No preview available - 2014
acquainted Allworthy answered Jones assured aunt barber began begged behaviour believe Benjamin better Blifil blood brother called cern CHAP cries Honor cries Jones cries Partridge cries Sophia daugh daughter dear desire devil door endeavour ensign eyes fame father favor fays Jones fays Sophia fellow fortune give guineas hand heard heart Hero hope husband imagined immediately inclinations justice of peace kind knew La'ship Ladyship landlady landlord lieutenant ligion look lover Ma'am Madam maid manner marriage married matter mentioned mind Mistress morning never Northerton obliged occasion opinion Partridge passion perhaps person poor portmanteau pray present promise Quaker racter Reader resolved say the truth says Sophia scarce seen serjeant servants sister soon sooner Squire stranger sure surgeon tell tender thing thou thought told tridge violent Western whole wish woman word young gentleman young Lady Zounds
Page 325 - Again there is another sort of knowledge, beyond the power of learning to bestow, and this is to be had by conversation. So necessary is this to the understanding the characters of men, that none are more ignorant of them than those learned pedants whose lives have been entirely consumed in colleges, and among books...

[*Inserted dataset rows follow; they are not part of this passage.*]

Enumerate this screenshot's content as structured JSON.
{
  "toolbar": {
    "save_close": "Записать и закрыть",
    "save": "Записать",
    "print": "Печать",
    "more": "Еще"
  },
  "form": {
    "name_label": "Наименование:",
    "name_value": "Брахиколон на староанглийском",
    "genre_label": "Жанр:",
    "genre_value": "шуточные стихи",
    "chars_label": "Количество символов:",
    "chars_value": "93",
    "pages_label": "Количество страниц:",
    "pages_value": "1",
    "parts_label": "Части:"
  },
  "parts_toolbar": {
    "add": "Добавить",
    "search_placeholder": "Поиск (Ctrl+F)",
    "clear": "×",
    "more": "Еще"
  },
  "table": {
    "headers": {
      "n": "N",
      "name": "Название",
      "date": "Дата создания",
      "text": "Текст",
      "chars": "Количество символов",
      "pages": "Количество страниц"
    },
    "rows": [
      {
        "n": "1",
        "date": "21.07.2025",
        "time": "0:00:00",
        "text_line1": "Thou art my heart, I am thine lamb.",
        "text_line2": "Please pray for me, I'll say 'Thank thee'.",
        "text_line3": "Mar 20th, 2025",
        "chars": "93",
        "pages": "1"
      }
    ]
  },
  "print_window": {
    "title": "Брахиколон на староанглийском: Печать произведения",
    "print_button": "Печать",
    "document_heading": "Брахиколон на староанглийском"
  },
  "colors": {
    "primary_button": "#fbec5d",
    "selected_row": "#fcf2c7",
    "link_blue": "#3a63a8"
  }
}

Page 202 - Within these few restrictions, I think, every writer may be permitted to deal as much in the wonderful as he pleases; nay, if he thus keeps within the rules of credibility, the more he can surprise the reader the more he will engage his attention, and the more he will charm him.
Page 327 - I never make my reader laugh heartily but where I have laughed before him; unless it should happen at any time that instead of laughing with me he should be inclined to laugh at me.
Page 202 - Our modern authors of comedy have fallen almost universally into the error here hinted at: their heroes generally are notorious rogues, and their heroines abandoned jades, during the first four acts; but in the fifth, the former become very worthy gentlemen, and the latter women of virtue and discretion...